Rep. Annette Glenn, along with other women elected to public office in Midland County, will host an event Monday marking the historic certification of the 19th Amendment to the U.S. Constitution, which gave women the right to vote. The amendment was certified on Aug. 26, 1920, and on Nov. 2nd of that year, millions of American women voted in elections for the first time.
“This historic change has improved American government and society – for men and women – in ways that couldn’t have been imagined 99 years ago,” Glenn said. “Mindful of what it must have felt like for our grandmothers and great grandmothers to exercise for the first time the most fundamental freedom and responsibility of voting, I’m proud to host an event at the Midland County Historical Society celebrating the history of this monumental reform.”
The free public event – from 7:00-8:30 p.m. Monday at the Midland County Historical Society, 3417 West Main Street in Midland – will feature a panel discussion focused on the leadership roles women play in state and local government.
Among those scheduled to join Rep. Glenn will be county Commissioner Jeanette Snyder, county Treasurer Cathy Lunsford, Village of Sanford President Dolores Porte, and Larkin Township Supervisor Maria Sandow.

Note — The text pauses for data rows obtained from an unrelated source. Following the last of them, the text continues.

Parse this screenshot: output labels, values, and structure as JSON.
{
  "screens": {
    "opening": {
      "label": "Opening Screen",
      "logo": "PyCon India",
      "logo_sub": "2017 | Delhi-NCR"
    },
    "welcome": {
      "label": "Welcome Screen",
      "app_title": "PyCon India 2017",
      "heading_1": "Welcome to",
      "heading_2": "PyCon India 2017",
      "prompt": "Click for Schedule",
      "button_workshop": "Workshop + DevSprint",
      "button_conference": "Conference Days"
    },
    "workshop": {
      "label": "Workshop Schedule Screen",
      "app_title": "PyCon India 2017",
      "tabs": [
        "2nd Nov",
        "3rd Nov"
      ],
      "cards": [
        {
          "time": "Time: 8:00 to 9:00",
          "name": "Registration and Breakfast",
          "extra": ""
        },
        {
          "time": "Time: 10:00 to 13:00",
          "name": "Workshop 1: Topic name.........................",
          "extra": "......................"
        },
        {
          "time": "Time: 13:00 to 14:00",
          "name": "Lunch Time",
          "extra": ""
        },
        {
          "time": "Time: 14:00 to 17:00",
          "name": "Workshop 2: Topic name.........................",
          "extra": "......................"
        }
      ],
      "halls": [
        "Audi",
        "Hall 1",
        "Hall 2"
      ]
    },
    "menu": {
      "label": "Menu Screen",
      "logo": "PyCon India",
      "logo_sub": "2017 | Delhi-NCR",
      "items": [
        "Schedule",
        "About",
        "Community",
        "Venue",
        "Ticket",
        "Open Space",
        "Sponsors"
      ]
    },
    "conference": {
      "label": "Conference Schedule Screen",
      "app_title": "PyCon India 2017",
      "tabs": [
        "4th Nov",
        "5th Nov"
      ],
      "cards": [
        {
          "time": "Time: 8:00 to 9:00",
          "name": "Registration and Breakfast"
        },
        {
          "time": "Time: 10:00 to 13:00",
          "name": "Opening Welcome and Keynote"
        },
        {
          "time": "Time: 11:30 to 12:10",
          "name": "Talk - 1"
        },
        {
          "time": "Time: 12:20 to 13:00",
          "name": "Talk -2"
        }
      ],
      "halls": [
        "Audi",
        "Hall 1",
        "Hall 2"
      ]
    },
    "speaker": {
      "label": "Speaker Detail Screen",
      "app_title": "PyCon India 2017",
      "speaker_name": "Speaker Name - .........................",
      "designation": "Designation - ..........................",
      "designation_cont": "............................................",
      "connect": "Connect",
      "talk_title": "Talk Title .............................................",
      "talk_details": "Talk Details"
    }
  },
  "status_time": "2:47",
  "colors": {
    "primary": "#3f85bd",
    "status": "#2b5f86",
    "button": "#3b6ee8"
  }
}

Emcees for the evening will be Sharon Mortensen, president and CEO of the Midland Area Community Foundation, and Jenee Velasquez, executive director of The Herbert H. and Grace A. Dow Foundation.
If time allows, there will be a question-and-answer segment at the end of the event. Question may be submitted in advance to AnnetteGlenn@house.mi.gov.
Rep. Glenn is the first woman in history to represent the city of Midland in the state House of Representatives, and is among a record-high 53 women currently serving in the Legislature.
“People of good will recognize the obvious reality that no one person or organization can claim to speak for all women, or for the diversity of views held by women in our community,” Glenn said. “Instead, this event will provide a wonderful opportunity to recognize and celebrate the fact that, even when we disagree, women now help lead and shape public policy in our community, state, and nation.”